CD suppliers, former employees and performers who sold their own self-produced albums through the store are among those believed to be owed money from the original incarnation of the shop, which closed in August.
They have hit out at the store’s reopening under the amended name of Dress Circle of London when money is still owed from its previous set-up.
Richard Tay of Sepia Records, which supplied CDs to the store before its closure, said he is owed money dating back to February this year. He said: “I am cross. Anyone in my shoes would be. You supply stock, try and be nice and helpful and will them to succeed, and then they do this to you.”
Tay added: “A lot of people will feel very peeved, as when the news broke that they were about to go under they had a lot of goodwill from people.”
Silver Sounds Limited – trading as Dress Circle – announced it was going into liquidation in August, blaming rising costs of rent at its central London location and competition from internet download stores.
In a statement of affairs seen by The Stage, the company is shown to have had debts of £285,999, with creditors, excluding staff, owed a total of more than £200,000.

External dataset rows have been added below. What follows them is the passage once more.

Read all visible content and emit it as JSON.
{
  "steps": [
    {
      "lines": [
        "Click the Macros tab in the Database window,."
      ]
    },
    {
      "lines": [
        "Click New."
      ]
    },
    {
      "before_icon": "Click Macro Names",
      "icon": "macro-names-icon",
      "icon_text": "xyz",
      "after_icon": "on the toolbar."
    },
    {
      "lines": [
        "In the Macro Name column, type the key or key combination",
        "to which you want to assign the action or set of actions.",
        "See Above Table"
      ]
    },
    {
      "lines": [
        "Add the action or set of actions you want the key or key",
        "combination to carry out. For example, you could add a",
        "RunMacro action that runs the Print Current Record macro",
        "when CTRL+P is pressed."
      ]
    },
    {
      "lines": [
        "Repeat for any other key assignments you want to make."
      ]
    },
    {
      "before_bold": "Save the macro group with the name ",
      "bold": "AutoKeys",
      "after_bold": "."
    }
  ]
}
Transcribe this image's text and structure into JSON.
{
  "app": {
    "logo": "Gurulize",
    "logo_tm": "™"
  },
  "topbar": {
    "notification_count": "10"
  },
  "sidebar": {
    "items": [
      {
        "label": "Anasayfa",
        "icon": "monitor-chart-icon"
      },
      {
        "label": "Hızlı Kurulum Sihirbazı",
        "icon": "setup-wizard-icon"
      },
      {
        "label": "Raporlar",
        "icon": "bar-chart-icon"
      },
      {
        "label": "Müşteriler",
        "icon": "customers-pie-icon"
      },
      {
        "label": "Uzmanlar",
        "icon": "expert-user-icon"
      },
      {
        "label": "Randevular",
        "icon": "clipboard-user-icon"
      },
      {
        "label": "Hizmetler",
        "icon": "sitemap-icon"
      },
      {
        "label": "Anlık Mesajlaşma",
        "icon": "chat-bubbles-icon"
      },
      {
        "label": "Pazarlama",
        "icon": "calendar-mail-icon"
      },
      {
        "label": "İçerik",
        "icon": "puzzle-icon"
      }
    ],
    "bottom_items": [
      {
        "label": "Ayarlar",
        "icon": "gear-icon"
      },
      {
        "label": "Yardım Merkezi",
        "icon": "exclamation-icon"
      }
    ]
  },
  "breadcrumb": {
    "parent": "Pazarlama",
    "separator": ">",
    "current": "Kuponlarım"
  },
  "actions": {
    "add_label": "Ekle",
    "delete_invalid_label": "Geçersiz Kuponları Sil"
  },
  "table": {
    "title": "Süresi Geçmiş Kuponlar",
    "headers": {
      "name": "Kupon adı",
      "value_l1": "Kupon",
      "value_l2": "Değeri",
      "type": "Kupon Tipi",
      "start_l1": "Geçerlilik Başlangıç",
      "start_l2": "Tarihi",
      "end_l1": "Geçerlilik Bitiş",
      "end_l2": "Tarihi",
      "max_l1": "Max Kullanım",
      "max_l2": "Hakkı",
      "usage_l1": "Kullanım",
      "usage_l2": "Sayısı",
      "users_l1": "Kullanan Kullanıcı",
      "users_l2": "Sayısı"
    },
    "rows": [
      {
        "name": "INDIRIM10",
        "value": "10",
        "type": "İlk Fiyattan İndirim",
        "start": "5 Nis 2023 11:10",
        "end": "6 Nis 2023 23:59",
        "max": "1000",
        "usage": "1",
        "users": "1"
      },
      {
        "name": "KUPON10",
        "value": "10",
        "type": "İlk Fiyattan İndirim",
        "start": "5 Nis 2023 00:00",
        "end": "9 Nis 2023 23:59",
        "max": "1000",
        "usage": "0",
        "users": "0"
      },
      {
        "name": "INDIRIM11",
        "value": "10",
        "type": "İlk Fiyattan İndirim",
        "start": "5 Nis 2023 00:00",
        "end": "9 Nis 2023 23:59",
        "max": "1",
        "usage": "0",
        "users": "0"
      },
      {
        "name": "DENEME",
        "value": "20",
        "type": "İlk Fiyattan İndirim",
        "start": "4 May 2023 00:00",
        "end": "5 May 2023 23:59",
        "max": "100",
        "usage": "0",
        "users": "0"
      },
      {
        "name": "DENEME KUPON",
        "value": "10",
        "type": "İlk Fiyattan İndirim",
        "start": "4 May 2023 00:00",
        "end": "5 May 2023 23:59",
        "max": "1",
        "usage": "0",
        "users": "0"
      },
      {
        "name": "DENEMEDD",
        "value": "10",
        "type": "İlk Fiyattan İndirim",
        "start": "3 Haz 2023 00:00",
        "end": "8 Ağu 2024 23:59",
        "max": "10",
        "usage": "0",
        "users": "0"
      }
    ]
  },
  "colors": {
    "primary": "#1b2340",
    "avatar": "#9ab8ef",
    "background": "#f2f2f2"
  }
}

Despite these debts, Dress Circle this week reopened in the West End, with an organisation called Dress Circle of London Ltd – established in 2010, according to Companies House – running the shop under the new name.
Employees of Dress Circle prior to its closure in August are believed to be behind the running of the new outlet, described as a “pop-up shop” that will remain in London for a maximum of six months.
Murray Allan, who ran Silver Sounds, was listed as a director of Dress Circle of London Ltd from April until July this year.
A spokeman for one supplier owed thousands of pounds, who did not want to be named, said the situation had been “mishandled”.
He also questioned why the company name was valued at only £500 when it was sold off by liquidators, claiming its sale could have raised more money for creditors.
The spokesman also revealed that the stock supplier had recently been invoiced by the new company, Dress Circle of London, for advertising it had placed on the website when the theatre shop was operated by Silver Sounds.
“We told them it was appalling they had not invoiced us from the original company, as the advertising revenue would be considered an asset that should be going to the creditors,” he said. “Instead, they invoiced under the new company name, with which we have no agreement.”
He added: “We shall not be paying the new company anything while they owe us and so many other people so much money through the old one.”
Speaking to The Stage, Allan said he did not have “any thoughts” on the situation as he had “nothing to do with the old company or the new company”. However, The Stage was referred to Allan when it rang Dress Circle of London.
Allan later admitted he was employed by the new company to do occasional jobs such as data research. But he added: “It’s not my position to [comment]. As far as I understand it, the new company has bought from the liquidators the assets, and that has all been done quite legally and above board.”
Allan added that the new lease for Dress Circle of London was in his name, and that he had allowed Dress Circle of London to “occupy the premises”.